The first rule of reaching out to the media is to know the publication (or show, or blog, or radio program . . .) that you’re pitching. Familiarize yourself with its style and content to make sure your work is a fit. Identify the columns that your products might be appropriate for and know which writer/editor is responsible for each. A few additional tips:
* Reference editorial calendars online – these offer a guide to the overall themes of upcoming issues; look under “Advertising” or “Media Kit” on the website to locate editorial calendars.
* Reference mastheads in publications to identify contacts.
* Introduce your work with a short, polite cover letter to the editor.
* Face-to-face meetings with editors and writers are a wonderful way to cross the digital divide. Whenever possible, set up in-person meetings with media in their offices or, if possible, for a studio visit, where they can experience your work firsthand.
* Make yourself a resource – what are you an expert in? Identify areas in which you can offer expertise – i.e. textiles, pattern, restoration, vintage design, etc. – and incorporate this into your press kit to position yourself as a resource for writers.
Events & Promotions
* Present your own event/product launch/trunk show in partnership with a local retailer and invite a local publication to be your presenting media partner. It lends cachet, and your event will likely get coverage in front of book or on website.

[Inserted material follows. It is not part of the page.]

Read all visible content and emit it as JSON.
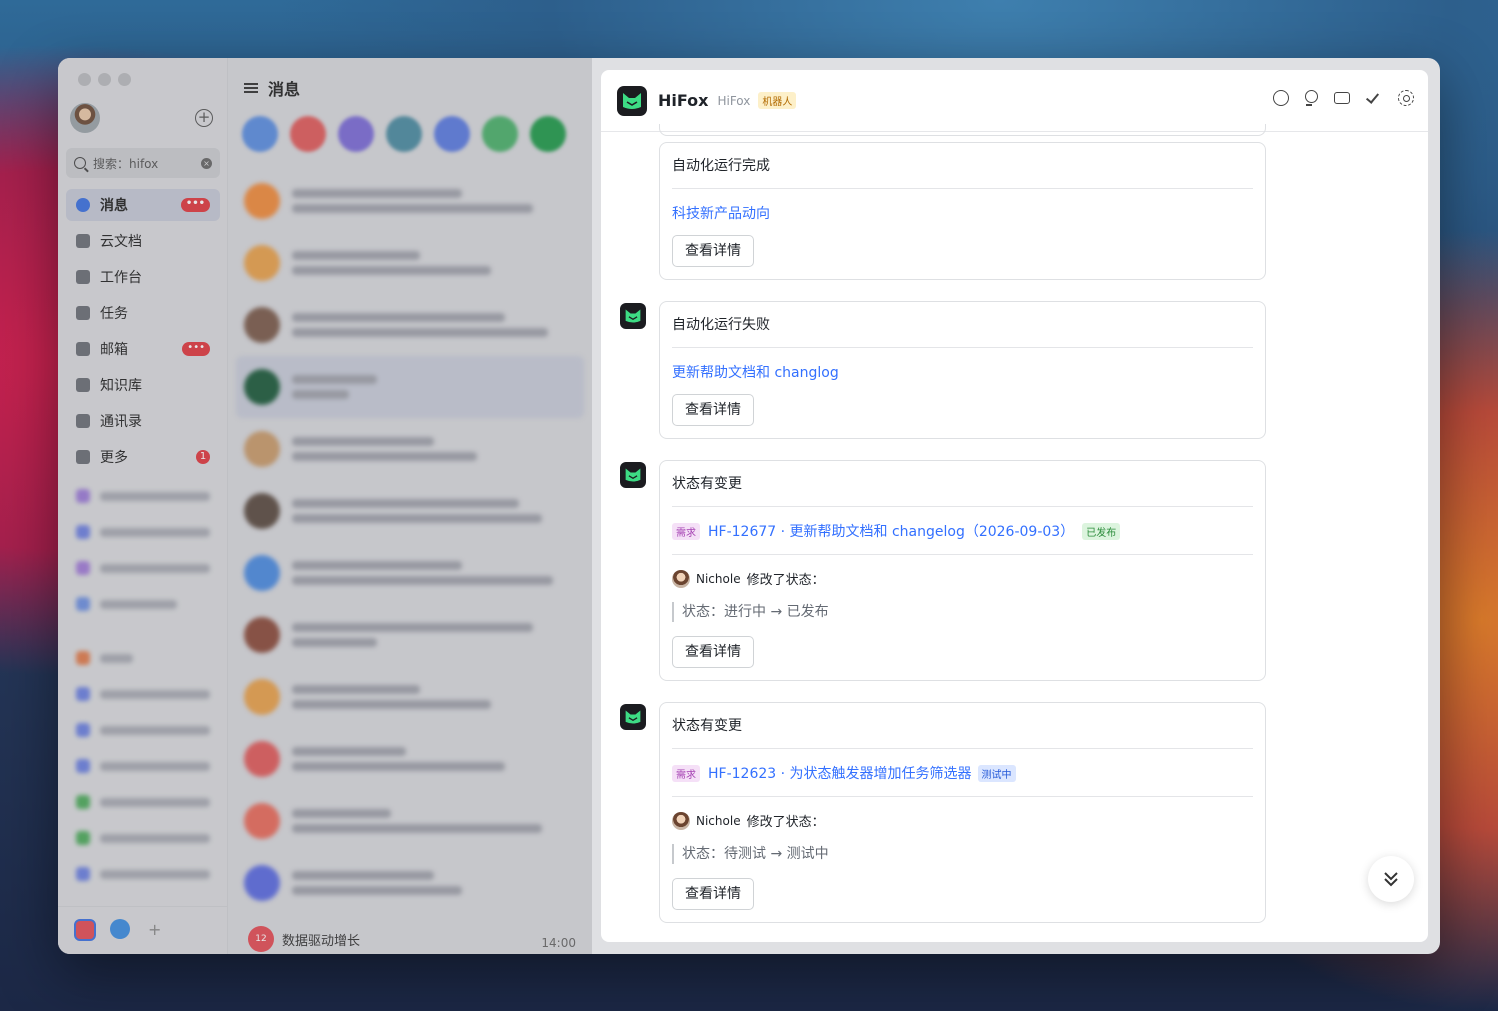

* Speaking Engagements – Is there a design week in your city? In a nearby urban center? Be part of a panel or present your own presentation on a larger trend that incorporates what you do. Initiate a panel on “green design” or “color trends” or “handcrafted design” and invite a local editor to moderate.
* Is there a local showhouse or fundraiser you can contribute product to? If you’re creating tabletop, for example, contact local interior designers to see if there might be interest in using your product.
Working with a publicist
If you do decide to work with a publicist, here are a few guidelines that can make for a successful relationship.
1. Be proactive about ideas for promotion (both you + the publicist)
2. Be well-informed about your industry and niche (again, you + publicist)
3. The publicist should have established relationships with the media you’re trying to reach.
4. Establish an estimated budget at the start of the campaign, one that includes the publicists fees, photography costs, any production and mailing costs, travel costs, etc.
5. Make sure your PR, Sales, and Marketing reps are all communicating regularly about the latest developments in your company.